» Your task: Your answer should be the full set of records, printed exactly as they stand.

» Recorded information:
· · · · ·

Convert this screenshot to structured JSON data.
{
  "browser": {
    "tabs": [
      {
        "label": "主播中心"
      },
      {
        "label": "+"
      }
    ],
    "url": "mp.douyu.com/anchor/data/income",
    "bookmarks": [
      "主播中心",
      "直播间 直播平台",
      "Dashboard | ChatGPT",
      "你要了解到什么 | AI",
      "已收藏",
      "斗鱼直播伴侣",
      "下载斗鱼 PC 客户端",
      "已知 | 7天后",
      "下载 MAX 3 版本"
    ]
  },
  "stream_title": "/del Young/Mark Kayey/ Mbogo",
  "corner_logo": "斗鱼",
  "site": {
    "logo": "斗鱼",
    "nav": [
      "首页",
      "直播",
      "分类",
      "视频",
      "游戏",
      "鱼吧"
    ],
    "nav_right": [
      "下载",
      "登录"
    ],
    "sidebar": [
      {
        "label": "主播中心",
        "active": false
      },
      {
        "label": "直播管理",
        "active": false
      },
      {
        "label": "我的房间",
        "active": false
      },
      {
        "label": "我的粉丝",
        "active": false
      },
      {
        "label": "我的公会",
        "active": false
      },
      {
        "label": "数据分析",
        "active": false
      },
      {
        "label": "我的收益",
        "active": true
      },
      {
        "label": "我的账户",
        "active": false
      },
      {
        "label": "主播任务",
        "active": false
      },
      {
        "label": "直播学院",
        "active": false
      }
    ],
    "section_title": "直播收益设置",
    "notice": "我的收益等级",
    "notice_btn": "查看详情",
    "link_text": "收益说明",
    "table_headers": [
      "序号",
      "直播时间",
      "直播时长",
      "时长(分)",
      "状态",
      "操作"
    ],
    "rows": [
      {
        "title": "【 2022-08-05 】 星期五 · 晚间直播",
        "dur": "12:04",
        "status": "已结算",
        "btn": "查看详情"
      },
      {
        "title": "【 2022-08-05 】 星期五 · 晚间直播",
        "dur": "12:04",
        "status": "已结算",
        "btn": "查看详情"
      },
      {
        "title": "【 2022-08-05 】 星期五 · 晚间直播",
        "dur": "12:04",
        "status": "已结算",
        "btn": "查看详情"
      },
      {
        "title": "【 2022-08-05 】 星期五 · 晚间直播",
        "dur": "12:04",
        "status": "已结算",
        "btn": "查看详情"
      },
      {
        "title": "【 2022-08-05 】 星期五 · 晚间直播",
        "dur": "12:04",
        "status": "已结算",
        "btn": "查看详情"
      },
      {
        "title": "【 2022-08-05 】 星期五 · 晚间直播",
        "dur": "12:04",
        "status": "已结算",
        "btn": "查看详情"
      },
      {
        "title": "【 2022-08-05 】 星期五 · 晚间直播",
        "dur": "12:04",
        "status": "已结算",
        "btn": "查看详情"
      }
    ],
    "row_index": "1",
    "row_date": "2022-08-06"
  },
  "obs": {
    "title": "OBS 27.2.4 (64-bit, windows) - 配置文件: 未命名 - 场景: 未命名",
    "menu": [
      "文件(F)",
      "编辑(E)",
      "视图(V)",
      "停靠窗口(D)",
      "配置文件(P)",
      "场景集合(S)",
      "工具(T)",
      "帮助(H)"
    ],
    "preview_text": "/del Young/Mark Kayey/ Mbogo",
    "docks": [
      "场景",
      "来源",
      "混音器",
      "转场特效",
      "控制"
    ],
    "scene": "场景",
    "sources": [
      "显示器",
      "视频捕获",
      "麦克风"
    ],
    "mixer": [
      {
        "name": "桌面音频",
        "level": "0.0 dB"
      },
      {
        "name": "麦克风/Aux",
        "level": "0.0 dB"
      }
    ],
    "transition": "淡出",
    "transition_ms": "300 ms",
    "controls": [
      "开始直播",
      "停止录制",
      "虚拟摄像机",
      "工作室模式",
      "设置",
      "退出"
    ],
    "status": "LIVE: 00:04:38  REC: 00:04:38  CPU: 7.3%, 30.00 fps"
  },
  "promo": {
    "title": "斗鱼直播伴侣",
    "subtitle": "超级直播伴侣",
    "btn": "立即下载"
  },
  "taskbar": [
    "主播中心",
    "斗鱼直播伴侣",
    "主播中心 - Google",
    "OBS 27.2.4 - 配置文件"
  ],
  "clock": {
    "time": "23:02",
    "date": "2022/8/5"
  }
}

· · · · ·

» Solution to this problem:
Convert this screenshot to structured JSON data.
{
  "browser": {
    "tabs": [
      {
        "label": "主播中心"
      },
      {
        "label": "+"
      }
    ],
    "url": "mp.douyu.com/anchor/data/income",
    "bookmarks": [
      "主播中心",
      "直播间 直播平台",
      "Dashboard | ChatGPT",
      "你要了解到什么 | AI",
      "已收藏",
      "斗鱼直播伴侣",
      "下载斗鱼 PC 客户端",
      "已知 | 7天后",
      "下载 MAX 3 版本"
    ]
  },
  "stream_title": "/del Young/Mark Kayey/ Mbogo",
  "corner_logo": "斗鱼",
  "site": {
    "logo": "斗鱼",
    "nav": [
      "首页",
      "直播",
      "分类",
      "视频",
      "游戏",
      "鱼吧"
    ],
    "nav_right": [
      "下载",
      "登录"
    ],
    "sidebar": [
      {
        "label": "主播中心",
        "active": false
      },
      {
        "label": "直播管理",
        "active": false
      },
      {
        "label": "我的房间",
        "active": false
      },
      {
        "label": "我的粉丝",
        "active": false
      },
      {
        "label": "我的公会",
        "active": false
      },
      {
        "label": "数据分析",
        "active": false
      },
      {
        "label": "我的收益",
        "active": true
      },
      {
        "label": "我的账户",
        "active": false
      },
      {
        "label": "主播任务",
        "active": false
      },
      {
        "label": "直播学院",
        "active": false
      }
    ],
    "section_title": "直播收益设置",
    "notice": "我的收益等级",
    "notice_btn": "查看详情",
    "link_text": "收益说明",
    "table_headers": [
      "序号",
      "直播时间",
      "直播时长",
      "时长(分)",
      "状态",
      "操作"
    ],
    "rows": [
      {
        "title": "【 2022-08-05 】 星期五 · 晚间直播",
        "dur": "12:04",
        "status": "已结算",
        "btn": "查看详情"
      },
      {
        "title": "【 2022-08-05 】 星期五 · 晚间直播",
        "dur": "12:04",
        "status": "已结算",
        "btn": "查看详情"
      },
      {
        "title": "【 2022-08-05 】 星期五 · 晚间直播",
        "dur": "12:04",
        "status": "已结算",
        "btn": "查看详情"
      },
      {
        "title": "【 2022-08-05 】 星期五 · 晚间直播",
        "dur": "12:04",
        "status": "已结算",
        "btn": "查看详情"
      },
      {
        "title": "【 2022-08-05 】 星期五 · 晚间直播",
        "dur": "12:04",
        "status": "已结算",
        "btn": "查看详情"
      },
      {
        "title": "【 2022-08-05 】 星期五 · 晚间直播",
        "dur": "12:04",
        "status": "已结算",
        "btn": "查看详情"
      },
      {
        "title": "【 2022-08-05 】 星期五 · 晚间直播",
        "dur": "12:04",
        "status": "已结算",
        "btn": "查看详情"
      }
    ],
    "row_index": "1",
    "row_date": "2022-08-06"
  },
  "obs": {
    "title": "OBS 27.2.4 (64-bit, windows) - 配置文件: 未命名 - 场景: 未命名",
    "menu": [
      "文件(F)",
      "编辑(E)",
      "视图(V)",
      "停靠窗口(D)",
      "配置文件(P)",
      "场景集合(S)",
      "工具(T)",
      "帮助(H)"
    ],
    "preview_text": "/del Young/Mark Kayey/ Mbogo",
    "docks": [
      "场景",
      "来源",
      "混音器",
      "转场特效",
      "控制"
    ],
    "scene": "场景",
    "sources": [
      "显示器",
      "视频捕获",
      "麦克风"
    ],
    "mixer": [
      {
        "name": "桌面音频",
        "level": "0.0 dB"
      },
      {
        "name": "麦克风/Aux",
        "level": "0.0 dB"
      }
    ],
    "transition": "淡出",
    "transition_ms": "300 ms",
    "controls": [
      "开始直播",
      "停止录制",
      "虚拟摄像机",
      "工作室模式",
      "设置",
      "退出"
    ],
    "status": "LIVE: 00:04:38  REC: 00:04:38  CPU: 7.3%, 30.00 fps"
  },
  "promo": {
    "title": "斗鱼直播伴侣",
    "subtitle": "超级直播伴侣",
    "btn": "立即下载"
  },
  "taskbar": [
    "主播中心",
    "斗鱼直播伴侣",
    "主播中心 - Google",
    "OBS 27.2.4 - 配置文件"
  ],
  "clock": {
    "time": "23:02",
    "date": "2022/8/5"
  }
}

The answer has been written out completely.